How Have Home Price Trends Changed Since 2008?

16/10/2014 – El Economista

Average price of a home in Spain started to decline when the recession began in 2008. According to the latest official update on the topic by appriaser Tinsa, since 2007 the values plummeted by 41.7%.

The company estimates that the month of September saw a drop of 4.2% in comparison to the same month in 2013, precededed by a 4.3% depreciation in August, a figure raised by the General Council of Notaries to 8.6%.

As clearly observed, the pricing has been steering downwards since 2008 with a slight rise in 2010, showing no year-on-year improvement, though.

This September, the metropolitan areas (defined as the towns surrounding large cities) again performed best with decrease marking only 0.8%.

On the other end, there rank the smallest towns which were not included in the rest of the analyzed areas, registering a slump reaching 9.2% in year on year terms.

The Mediterranean Coast saw home values descending by 2.9% y-o-y, and in the Balearic and the Canary Islands properties became by 3.5% cheaper if compared to September 2013.

Light at the End of the Tunnel

The real estate market of Spain started to show first signs of revival. As per the data of the INE (National Institute of Statistics), from representing 12.3% of the Spanish GDP in 2007, the sector passed to having a shy 5.2% share in 2013. Both the institution and the Registrars see eye in eye when it comes to a slight (0.97%) rise in property prices in the second quarter of 2014.

At the same time, sales are said to improve by 10.7% in July, transacting 28.583 deals in total, after ten months of a negative tendency. Another report, the one prepared by the Notaries, reflects a 17.4% increase in mortgage approvals in July.

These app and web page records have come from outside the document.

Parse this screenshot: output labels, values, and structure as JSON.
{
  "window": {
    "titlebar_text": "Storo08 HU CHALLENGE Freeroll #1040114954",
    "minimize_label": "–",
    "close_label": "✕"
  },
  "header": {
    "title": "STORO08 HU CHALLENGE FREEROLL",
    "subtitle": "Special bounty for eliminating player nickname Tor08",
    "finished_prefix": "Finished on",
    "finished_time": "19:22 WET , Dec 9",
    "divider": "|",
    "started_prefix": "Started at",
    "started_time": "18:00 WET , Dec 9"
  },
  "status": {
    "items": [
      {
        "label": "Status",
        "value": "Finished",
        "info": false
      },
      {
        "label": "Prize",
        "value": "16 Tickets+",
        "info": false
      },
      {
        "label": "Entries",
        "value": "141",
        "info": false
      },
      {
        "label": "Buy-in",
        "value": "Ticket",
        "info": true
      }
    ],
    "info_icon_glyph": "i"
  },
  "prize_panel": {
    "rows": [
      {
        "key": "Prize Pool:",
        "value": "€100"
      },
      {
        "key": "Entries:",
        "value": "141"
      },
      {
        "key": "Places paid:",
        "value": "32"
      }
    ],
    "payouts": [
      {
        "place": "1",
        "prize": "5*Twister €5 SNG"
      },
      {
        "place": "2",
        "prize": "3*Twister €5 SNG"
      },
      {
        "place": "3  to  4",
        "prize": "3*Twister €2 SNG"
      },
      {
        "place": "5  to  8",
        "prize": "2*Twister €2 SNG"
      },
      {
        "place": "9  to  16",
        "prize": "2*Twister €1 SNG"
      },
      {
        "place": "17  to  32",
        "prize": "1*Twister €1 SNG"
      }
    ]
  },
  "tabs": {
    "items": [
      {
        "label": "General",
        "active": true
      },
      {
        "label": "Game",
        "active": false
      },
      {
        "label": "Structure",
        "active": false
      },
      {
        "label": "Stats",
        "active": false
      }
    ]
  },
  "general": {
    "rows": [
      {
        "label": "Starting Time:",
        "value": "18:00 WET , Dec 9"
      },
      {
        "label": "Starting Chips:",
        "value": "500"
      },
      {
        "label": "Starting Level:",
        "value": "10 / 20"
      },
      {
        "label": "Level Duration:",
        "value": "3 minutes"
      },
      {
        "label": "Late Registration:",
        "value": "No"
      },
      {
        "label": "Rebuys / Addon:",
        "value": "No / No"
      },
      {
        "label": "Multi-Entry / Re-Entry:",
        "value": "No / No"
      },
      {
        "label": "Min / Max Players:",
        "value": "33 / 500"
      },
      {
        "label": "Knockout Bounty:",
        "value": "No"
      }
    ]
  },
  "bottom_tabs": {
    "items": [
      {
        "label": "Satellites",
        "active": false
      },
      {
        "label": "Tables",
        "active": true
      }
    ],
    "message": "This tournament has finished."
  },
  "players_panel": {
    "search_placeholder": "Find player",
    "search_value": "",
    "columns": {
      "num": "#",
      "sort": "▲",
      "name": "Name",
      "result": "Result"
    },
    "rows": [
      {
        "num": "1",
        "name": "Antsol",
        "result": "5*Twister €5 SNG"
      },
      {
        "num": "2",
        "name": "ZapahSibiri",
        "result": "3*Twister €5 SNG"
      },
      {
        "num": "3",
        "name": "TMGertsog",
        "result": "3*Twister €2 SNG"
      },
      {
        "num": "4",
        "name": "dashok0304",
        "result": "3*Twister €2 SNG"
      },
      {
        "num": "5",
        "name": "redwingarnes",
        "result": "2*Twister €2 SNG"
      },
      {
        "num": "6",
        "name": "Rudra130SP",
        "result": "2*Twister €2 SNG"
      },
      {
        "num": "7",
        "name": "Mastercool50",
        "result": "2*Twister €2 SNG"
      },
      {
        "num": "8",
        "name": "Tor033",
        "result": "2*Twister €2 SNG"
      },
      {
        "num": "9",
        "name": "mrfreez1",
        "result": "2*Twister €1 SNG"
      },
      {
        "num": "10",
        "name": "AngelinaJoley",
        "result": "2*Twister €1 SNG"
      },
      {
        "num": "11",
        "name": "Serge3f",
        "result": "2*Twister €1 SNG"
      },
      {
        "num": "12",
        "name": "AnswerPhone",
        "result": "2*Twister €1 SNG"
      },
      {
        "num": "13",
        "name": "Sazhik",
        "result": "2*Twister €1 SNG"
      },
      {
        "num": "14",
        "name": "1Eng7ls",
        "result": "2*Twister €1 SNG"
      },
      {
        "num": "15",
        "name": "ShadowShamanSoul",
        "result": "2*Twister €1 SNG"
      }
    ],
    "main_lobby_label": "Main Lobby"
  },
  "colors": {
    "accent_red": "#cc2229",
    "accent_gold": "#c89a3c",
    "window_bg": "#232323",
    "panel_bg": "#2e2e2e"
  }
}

Besides, traditional buyers no more drive the market up as they were replaced by funds, family offices and foreign investors. Around 62% of July sales were paid in cash.

Credit risk rating agency Fitch predicts that the stabilization of the home value and the mortgage granting observed now in Spain confirms economic recovery and return of lending. The firm rules out sharp rise in prices, though.


Original article: El Economista

Translation: AURA REE